Find every line in the entries that holds the string "text" and report it.

- **Entries supplied**
------------------------
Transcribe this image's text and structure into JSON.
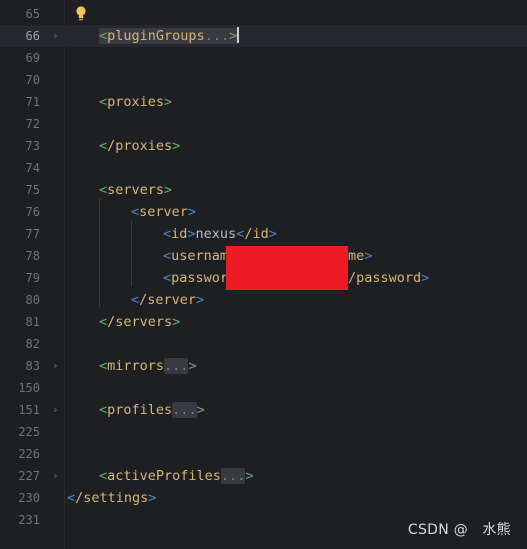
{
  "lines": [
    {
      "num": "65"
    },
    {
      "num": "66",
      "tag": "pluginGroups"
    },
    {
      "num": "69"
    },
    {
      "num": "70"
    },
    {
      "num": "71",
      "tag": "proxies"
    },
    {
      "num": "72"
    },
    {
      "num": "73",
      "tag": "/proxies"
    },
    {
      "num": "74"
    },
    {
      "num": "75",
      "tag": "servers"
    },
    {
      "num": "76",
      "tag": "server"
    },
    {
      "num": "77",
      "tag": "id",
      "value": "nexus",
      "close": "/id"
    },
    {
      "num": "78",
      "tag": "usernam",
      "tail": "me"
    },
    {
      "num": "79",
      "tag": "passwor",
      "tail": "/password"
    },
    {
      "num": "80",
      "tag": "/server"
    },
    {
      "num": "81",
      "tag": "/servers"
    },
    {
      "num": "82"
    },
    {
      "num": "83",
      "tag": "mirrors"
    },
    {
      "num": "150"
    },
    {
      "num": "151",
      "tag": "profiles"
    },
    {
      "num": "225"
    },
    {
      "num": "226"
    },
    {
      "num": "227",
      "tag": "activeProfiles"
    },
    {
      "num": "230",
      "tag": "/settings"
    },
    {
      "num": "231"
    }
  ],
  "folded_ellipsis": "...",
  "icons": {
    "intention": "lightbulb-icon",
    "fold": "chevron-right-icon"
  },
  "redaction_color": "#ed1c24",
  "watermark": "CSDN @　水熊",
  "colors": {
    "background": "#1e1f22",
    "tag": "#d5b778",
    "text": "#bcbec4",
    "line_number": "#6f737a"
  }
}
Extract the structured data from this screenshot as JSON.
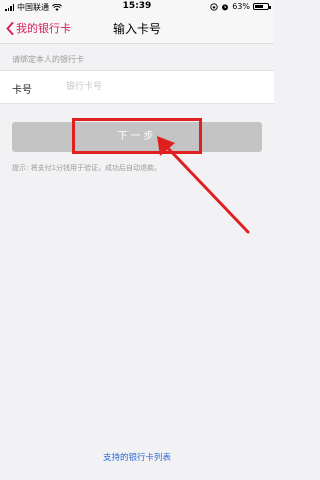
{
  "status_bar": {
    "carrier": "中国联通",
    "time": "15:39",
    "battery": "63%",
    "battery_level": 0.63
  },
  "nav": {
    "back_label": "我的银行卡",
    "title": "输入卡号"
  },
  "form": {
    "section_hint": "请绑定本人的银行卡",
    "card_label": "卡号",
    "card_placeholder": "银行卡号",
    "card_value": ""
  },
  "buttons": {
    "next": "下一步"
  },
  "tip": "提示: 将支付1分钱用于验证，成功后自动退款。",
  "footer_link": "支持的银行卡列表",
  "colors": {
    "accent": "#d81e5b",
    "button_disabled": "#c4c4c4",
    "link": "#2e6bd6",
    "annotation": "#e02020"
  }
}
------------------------
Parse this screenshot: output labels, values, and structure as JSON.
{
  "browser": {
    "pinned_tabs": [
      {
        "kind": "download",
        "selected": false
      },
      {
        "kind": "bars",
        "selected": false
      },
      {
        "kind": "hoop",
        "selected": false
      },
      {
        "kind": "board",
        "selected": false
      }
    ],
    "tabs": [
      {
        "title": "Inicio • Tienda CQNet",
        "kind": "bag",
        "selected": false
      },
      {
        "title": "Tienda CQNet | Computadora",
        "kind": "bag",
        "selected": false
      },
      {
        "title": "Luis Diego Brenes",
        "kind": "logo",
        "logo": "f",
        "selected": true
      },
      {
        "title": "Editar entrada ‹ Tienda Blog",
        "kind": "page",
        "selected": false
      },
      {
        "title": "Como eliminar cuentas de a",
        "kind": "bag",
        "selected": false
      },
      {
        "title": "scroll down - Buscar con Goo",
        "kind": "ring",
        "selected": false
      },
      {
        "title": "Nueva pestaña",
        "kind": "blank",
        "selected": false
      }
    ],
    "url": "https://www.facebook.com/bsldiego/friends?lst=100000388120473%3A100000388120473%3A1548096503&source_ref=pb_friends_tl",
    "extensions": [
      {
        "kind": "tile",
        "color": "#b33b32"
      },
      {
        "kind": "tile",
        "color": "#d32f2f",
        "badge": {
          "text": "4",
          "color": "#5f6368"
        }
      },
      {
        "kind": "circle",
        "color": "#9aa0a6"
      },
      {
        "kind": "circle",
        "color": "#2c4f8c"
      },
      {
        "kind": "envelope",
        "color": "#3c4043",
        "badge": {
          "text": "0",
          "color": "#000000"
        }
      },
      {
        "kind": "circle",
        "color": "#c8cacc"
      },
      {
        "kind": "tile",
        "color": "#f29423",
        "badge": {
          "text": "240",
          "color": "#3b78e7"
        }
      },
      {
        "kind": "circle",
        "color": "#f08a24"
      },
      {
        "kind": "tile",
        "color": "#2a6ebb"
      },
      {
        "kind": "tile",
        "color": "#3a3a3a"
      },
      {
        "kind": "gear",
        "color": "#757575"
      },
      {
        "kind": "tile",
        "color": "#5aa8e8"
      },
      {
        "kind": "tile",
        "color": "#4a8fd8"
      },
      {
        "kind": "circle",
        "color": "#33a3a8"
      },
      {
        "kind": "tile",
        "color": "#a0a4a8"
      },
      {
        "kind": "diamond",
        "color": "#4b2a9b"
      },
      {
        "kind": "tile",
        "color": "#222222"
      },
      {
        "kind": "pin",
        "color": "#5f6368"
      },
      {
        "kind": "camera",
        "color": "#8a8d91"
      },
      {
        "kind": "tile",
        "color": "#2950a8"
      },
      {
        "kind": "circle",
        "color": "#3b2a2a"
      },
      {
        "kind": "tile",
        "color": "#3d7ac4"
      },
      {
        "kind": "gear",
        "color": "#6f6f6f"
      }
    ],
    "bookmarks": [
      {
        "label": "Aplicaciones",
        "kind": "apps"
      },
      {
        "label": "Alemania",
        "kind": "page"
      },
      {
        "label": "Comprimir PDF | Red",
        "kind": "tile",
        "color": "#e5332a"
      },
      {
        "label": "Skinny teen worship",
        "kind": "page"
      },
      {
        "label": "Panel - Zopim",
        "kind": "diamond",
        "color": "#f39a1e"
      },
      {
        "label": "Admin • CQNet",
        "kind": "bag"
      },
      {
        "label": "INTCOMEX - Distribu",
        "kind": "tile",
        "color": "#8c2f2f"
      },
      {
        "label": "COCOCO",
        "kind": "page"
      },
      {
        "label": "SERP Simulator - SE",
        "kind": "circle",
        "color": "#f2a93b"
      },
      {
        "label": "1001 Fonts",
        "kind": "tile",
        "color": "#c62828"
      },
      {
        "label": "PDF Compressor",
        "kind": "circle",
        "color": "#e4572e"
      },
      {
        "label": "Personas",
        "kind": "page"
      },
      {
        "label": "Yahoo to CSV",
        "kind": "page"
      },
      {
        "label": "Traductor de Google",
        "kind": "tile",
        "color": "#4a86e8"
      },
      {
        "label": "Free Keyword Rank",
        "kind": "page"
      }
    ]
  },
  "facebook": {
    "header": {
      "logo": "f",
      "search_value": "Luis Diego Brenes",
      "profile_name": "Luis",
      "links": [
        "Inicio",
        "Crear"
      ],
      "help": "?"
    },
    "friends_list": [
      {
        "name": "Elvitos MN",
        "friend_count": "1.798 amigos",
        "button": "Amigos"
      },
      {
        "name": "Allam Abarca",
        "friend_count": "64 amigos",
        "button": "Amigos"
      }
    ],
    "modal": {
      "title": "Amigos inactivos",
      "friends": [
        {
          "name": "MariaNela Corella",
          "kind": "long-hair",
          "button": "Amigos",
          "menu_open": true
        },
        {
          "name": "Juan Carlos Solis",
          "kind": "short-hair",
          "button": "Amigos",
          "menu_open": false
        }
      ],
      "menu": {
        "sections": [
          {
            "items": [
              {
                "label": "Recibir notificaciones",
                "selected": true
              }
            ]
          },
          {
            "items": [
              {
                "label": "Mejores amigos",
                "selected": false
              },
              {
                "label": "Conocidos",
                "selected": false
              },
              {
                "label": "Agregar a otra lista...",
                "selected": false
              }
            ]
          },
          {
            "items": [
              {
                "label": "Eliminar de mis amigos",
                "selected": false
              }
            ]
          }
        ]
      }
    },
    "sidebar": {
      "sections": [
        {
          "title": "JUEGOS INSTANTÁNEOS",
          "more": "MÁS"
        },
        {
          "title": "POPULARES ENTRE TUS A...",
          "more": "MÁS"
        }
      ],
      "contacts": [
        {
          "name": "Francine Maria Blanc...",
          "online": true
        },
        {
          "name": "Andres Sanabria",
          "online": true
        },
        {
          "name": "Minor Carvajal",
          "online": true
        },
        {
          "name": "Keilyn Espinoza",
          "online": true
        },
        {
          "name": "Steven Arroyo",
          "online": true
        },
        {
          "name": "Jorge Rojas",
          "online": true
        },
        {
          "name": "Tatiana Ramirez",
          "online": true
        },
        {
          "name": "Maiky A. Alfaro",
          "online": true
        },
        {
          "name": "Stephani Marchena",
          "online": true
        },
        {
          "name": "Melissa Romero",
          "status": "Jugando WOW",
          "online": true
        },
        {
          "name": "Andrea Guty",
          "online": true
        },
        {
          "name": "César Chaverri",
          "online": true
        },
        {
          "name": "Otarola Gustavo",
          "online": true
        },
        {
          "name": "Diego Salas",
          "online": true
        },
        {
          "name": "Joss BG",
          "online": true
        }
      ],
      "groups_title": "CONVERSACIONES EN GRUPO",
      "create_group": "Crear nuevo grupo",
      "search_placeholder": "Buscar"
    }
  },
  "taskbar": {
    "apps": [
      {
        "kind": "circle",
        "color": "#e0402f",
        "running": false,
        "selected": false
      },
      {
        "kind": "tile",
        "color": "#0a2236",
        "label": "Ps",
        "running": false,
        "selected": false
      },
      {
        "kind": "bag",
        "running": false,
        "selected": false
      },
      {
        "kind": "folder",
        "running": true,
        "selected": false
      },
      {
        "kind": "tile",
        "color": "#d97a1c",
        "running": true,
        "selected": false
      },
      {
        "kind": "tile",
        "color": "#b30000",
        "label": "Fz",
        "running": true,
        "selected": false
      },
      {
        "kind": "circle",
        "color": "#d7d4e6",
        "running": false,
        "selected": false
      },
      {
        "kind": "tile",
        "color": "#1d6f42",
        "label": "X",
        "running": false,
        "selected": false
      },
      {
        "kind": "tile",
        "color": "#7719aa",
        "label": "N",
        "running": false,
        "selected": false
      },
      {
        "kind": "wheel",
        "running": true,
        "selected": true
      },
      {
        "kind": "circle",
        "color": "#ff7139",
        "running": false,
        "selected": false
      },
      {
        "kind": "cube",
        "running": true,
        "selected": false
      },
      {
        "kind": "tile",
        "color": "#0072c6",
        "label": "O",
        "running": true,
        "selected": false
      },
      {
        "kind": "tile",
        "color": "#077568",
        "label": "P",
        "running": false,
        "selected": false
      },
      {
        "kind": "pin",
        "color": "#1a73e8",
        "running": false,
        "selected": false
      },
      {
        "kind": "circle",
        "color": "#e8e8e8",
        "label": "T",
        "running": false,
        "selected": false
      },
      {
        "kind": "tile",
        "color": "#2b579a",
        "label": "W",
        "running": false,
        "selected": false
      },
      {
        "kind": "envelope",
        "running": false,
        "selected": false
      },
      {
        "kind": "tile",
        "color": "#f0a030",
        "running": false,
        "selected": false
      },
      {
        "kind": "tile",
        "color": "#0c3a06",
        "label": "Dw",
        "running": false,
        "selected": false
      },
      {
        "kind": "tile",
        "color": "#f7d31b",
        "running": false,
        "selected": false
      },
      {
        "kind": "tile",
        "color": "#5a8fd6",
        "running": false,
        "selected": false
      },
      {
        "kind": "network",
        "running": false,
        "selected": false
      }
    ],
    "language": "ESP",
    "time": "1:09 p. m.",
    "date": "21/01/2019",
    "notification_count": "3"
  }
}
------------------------
- **Written answer**
Transcribe this image's text and structure into JSON.
    "text": "#bcbec4",
          "text": "4",
          "text": "0",
          "text": "240",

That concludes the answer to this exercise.